James winds up meeting several charlatans because the Ayahuasca practice is rotten with scam artists as a result of primarily Americans showing up for treatment practically begging to be fleeced. The con men are happy to separate fools from their money.
He found one particularly unpleasant individual stockpiling and selling something he’s says is Ayahuasca (street value, according to his reckoning $250K). He’s an American ex-con so creepy he’ll make your flesh crawl who also raises and fights gamecocks to “keep in touch with my warrior spirit.” This is probably just me but the feverish wild-eyed breathlessly intoned proverbs about the spirits of the forest and the magic of the ceremony are orders of magnitude more repulsive coming from a skeevy ex-pat white guy.
In another sweat lodge Ayahuasca ceremony James witnesses the death of a participant who reacted poorly to the drug. This does not deter him.
Eventually he meets a shaman who offers to treat him for free, a kindly well-intentioned man named Pepe.
“The worst thing that could happen would be someone who is authentically unwell watching the film and beginning to wonder whether the cure is in the jungle”
James brings that old white-kid-seeks-magic-brown-person racism to this relationship.There’s a special kind of disrespect and ignorance that leads people to make this “noble savage” connection. It’s not malicious or intentional, James thinks he’s running away from the failings of American culture, but he winds up being the embodiment of them wandering wide-eyed through the Amazon.

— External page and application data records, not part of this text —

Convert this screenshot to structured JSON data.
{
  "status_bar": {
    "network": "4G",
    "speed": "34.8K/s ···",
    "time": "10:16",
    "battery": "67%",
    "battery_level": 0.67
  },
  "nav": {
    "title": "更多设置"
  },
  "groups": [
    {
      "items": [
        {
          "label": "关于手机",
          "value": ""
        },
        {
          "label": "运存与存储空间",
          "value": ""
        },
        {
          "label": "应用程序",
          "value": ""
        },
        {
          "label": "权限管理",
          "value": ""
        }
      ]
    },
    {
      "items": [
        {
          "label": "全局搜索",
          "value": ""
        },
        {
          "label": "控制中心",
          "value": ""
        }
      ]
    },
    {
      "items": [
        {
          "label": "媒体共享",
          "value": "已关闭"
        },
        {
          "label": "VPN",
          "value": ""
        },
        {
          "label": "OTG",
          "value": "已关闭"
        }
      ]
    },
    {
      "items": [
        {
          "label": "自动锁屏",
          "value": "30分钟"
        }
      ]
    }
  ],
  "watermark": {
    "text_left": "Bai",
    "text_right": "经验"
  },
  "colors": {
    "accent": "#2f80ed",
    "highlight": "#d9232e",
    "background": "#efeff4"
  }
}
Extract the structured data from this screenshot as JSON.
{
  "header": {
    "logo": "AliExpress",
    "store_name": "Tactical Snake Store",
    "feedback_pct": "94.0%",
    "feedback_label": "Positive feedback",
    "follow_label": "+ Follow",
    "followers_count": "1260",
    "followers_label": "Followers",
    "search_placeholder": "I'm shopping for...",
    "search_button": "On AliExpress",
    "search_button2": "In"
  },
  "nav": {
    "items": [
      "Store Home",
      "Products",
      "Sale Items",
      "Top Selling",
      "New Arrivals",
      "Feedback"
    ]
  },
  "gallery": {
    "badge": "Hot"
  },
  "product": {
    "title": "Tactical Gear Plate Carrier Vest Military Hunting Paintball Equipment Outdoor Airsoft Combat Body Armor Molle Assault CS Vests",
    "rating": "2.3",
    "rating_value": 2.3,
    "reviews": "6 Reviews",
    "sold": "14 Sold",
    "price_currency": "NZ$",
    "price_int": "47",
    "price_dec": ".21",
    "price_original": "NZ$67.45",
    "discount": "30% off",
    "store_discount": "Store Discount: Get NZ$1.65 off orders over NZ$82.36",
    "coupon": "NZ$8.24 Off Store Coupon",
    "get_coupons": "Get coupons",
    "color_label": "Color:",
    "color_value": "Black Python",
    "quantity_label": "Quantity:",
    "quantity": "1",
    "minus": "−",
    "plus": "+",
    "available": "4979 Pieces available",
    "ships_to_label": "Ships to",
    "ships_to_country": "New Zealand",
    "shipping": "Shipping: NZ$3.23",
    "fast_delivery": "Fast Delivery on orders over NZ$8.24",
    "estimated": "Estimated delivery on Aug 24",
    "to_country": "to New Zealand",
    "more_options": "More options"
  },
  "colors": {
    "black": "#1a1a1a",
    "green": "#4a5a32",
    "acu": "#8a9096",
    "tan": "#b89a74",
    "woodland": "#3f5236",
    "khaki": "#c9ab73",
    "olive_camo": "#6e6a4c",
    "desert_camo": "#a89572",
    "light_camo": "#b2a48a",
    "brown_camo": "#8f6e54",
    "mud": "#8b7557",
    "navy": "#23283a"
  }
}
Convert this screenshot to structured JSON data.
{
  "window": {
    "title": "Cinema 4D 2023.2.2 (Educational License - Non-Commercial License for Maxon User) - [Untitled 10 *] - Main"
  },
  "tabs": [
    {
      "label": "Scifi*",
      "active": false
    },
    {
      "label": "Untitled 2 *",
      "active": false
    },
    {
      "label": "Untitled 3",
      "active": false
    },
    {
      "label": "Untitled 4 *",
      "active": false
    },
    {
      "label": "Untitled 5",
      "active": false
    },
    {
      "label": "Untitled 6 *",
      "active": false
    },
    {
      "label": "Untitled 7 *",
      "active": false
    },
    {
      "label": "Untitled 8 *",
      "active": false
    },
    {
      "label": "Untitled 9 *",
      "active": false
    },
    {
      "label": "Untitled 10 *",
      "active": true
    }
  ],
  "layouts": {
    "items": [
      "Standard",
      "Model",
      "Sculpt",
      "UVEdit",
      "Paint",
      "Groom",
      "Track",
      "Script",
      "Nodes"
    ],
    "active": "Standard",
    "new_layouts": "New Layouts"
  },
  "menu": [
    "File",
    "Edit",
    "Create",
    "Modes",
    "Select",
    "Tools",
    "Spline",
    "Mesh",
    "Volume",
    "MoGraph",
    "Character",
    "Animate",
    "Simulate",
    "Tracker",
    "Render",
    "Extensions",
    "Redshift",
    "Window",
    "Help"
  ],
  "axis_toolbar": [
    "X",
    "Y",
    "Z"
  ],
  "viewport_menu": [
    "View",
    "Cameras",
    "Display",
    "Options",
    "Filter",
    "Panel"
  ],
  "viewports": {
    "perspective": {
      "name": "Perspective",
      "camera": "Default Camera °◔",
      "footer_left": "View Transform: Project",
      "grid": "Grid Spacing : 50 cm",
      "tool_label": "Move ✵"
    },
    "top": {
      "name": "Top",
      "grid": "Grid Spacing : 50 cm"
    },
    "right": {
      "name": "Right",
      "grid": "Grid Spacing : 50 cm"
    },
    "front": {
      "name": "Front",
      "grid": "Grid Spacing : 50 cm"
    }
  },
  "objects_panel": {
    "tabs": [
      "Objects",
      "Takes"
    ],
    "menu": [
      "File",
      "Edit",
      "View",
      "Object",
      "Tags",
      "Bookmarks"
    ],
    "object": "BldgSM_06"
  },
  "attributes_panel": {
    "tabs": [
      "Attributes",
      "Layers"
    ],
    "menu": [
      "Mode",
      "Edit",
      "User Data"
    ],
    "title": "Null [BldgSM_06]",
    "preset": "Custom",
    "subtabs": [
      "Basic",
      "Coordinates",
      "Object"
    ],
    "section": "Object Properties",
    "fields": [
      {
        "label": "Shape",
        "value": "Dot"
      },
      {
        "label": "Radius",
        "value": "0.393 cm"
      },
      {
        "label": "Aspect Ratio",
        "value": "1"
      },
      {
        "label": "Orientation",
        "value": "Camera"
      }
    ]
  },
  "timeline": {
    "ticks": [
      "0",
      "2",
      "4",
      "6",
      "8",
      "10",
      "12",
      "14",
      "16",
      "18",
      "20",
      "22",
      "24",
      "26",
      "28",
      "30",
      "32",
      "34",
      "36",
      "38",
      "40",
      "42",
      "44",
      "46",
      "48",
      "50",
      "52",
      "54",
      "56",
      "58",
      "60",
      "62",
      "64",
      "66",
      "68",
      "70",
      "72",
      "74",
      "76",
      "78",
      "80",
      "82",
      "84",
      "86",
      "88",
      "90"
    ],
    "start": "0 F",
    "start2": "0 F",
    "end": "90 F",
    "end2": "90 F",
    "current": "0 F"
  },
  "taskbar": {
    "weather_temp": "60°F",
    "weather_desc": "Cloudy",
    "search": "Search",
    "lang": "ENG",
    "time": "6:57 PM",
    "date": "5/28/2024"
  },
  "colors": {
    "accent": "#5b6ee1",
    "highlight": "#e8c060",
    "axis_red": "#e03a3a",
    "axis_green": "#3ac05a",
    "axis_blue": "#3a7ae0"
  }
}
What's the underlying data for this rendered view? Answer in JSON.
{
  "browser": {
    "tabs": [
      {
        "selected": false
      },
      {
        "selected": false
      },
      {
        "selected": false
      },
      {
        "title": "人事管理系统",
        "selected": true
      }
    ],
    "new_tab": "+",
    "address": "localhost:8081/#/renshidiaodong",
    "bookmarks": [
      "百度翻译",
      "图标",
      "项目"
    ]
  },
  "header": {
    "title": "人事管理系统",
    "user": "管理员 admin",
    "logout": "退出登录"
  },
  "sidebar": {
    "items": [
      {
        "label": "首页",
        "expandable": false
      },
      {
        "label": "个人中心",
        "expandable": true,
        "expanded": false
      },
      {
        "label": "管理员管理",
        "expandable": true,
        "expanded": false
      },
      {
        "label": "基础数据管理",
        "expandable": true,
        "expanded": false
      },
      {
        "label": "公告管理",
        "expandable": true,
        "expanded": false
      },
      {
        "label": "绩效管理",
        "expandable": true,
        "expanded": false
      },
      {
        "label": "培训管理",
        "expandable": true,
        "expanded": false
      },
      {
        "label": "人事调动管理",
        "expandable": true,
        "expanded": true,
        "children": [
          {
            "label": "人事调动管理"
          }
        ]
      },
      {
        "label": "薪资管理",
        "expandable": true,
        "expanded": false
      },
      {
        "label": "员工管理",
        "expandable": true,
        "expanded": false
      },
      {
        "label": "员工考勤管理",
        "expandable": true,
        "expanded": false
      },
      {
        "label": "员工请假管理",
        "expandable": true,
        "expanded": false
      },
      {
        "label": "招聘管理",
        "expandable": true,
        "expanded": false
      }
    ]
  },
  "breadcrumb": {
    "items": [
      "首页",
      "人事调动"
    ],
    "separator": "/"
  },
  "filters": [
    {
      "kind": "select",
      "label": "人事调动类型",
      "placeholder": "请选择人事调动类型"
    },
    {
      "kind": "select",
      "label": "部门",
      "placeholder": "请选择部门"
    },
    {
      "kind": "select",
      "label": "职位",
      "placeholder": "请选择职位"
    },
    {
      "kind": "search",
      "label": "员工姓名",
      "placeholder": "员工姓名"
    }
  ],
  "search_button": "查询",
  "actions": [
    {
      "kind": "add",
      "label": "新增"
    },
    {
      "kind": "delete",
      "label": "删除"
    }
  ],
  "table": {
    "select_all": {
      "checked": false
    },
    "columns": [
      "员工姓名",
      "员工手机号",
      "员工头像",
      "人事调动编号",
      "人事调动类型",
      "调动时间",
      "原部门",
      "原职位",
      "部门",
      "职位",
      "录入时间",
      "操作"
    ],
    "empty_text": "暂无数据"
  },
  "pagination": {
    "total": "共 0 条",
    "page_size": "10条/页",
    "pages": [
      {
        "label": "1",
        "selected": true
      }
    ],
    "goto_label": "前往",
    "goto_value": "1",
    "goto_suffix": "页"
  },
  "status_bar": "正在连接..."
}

Pepe puts James through several months of purification dieting and ritual isolation.Eventually Pepe brews the Ayahuasca and James partakes. Cue the hallucination scenes from Natural Born Killers and Altered States. James speaks of communing with the spirit of Ayahuasca herself and seeing purgative visions of the bad juju in his life. And so on.
The movie itself is well made, beautiful to look at, the soundtrack is good. A spin through the list of executive producers reveals that Leonardo DiCaprio was involved so the effort had some Hollywood juice, even though Degan did fund it at least partially through Kickstarter.
After months of treatment and a ritual symbolic death, burial, and resurrection, James comes back to life. He sings. He plays with children and dogs. He notices women. He smiles. He hangs out relaxing with Pepe. His experience brought him some relief though he is clear when he arrives back home that he thinks he’s still sick and will need to continue some form of treatment.
This point is crucial. The worst thing that could happen would be someone who is authentically unwell watching the film and beginning to wonder whether the cure is in the jungle and then shuns treatment in favor of that vision quest. There’s much to be learned in the jungle about the land, the people, about yourself, and perhaps even about Ayahuasca but it is not a replacement for treatment.
The last time we see Pepe he’s been banished from his village because he wasn’t charging people for his treatments and he had to move back to the city and get a job. He’s covered in motor oil and grime, apparently miserable, wrangling a car transmission in a parts shop. Pepe is caught now in the industrial nightmare of the romantic perspective: to see no beauty or elegance in the precision gearworks of that particular machine. The transmission is the perfect metaphor for the clash between the classic and romantic.
This could have been a great film if Degan had focused on that dichotomy and not just served up propaganda targeted at the credulous seeker.
The Last Shaman (2017) Written and Directed by: Raz Degan. Starring: James Freeman.
5 out of 10